*** Records shown ***

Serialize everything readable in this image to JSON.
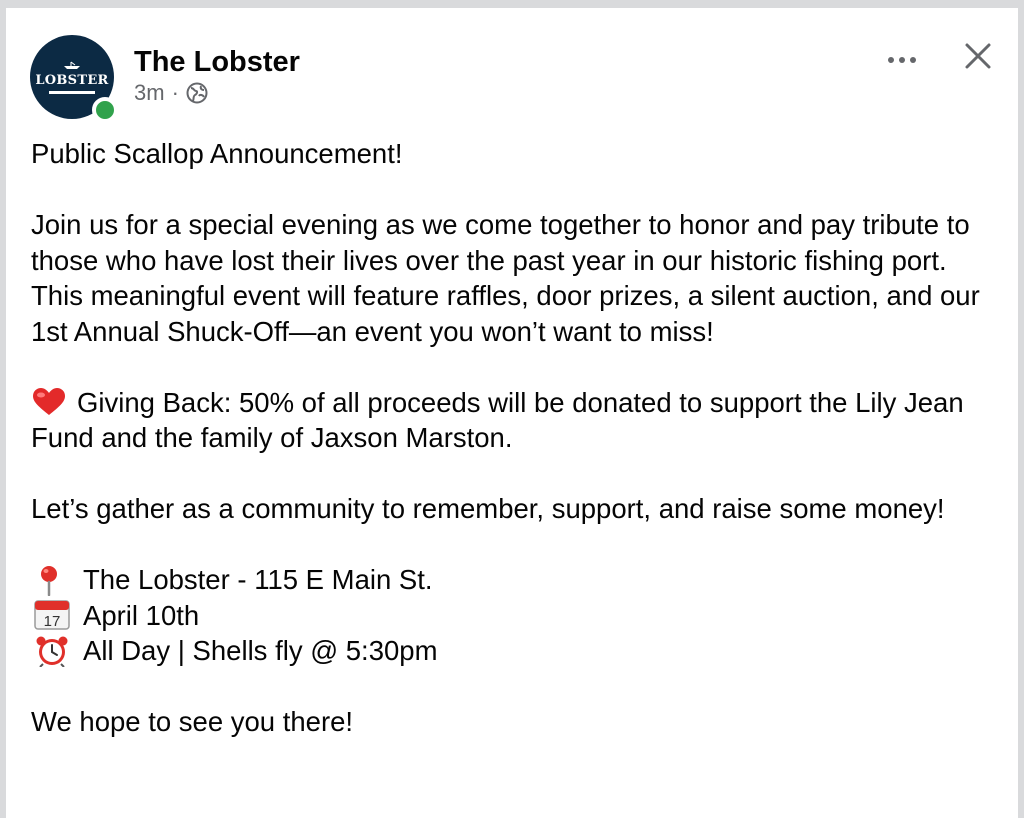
{
  "post": {
    "author": "The Lobster",
    "avatar_text": "LOBSTER",
    "timestamp": "3m",
    "separator": "·",
    "privacy_icon": "globe-icon",
    "more_icon": "more-dots-icon",
    "close_icon": "close-icon",
    "online_status_color": "#31a24c",
    "paragraphs": {
      "p1": "Public Scallop Announcement!",
      "p2a": "Join us for a special evening as we come together to honor and pay tribute to those who have lost their lives over the past year in our historic fishing port.",
      "p2b": "This meaningful event will feature raffles, door prizes, a silent auction, and our 1st Annual Shuck-Off—an event you won’t want to miss!",
      "p3": "Giving Back: 50% of all proceeds will be donated to support the Lily Jean Fund and the family of Jaxson Marston.",
      "p4": "Let’s gather as a community to remember, support, and raise some money!",
      "location": "The Lobster - 115 E Main St.",
      "date": "April 10th",
      "time": "All Day | Shells fly @ 5:30pm",
      "closing": "We hope to see you there!"
    },
    "emoji": {
      "heart": "heart-emoji",
      "pin": "pin-emoji",
      "calendar": "calendar-emoji",
      "alarm": "alarm-clock-emoji"
    }
  }
}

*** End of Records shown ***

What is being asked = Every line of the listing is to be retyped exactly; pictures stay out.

The completed task =
Serialize everything readable in this image to JSON.
{
  "post": {
    "author": "The Lobster",
    "avatar_text": "LOBSTER",
    "timestamp": "3m",
    "separator": "·",
    "privacy_icon": "globe-icon",
    "more_icon": "more-dots-icon",
    "close_icon": "close-icon",
    "online_status_color": "#31a24c",
    "paragraphs": {
      "p1": "Public Scallop Announcement!",
      "p2a": "Join us for a special evening as we come together to honor and pay tribute to those who have lost their lives over the past year in our historic fishing port.",
      "p2b": "This meaningful event will feature raffles, door prizes, a silent auction, and our 1st Annual Shuck-Off—an event you won’t want to miss!",
      "p3": "Giving Back: 50% of all proceeds will be donated to support the Lily Jean Fund and the family of Jaxson Marston.",
      "p4": "Let’s gather as a community to remember, support, and raise some money!",
      "location": "The Lobster - 115 E Main St.",
      "date": "April 10th",
      "time": "All Day | Shells fly @ 5:30pm",
      "closing": "We hope to see you there!"
    },
    "emoji": {
      "heart": "heart-emoji",
      "pin": "pin-emoji",
      "calendar": "calendar-emoji",
      "alarm": "alarm-clock-emoji"
    }
  }
}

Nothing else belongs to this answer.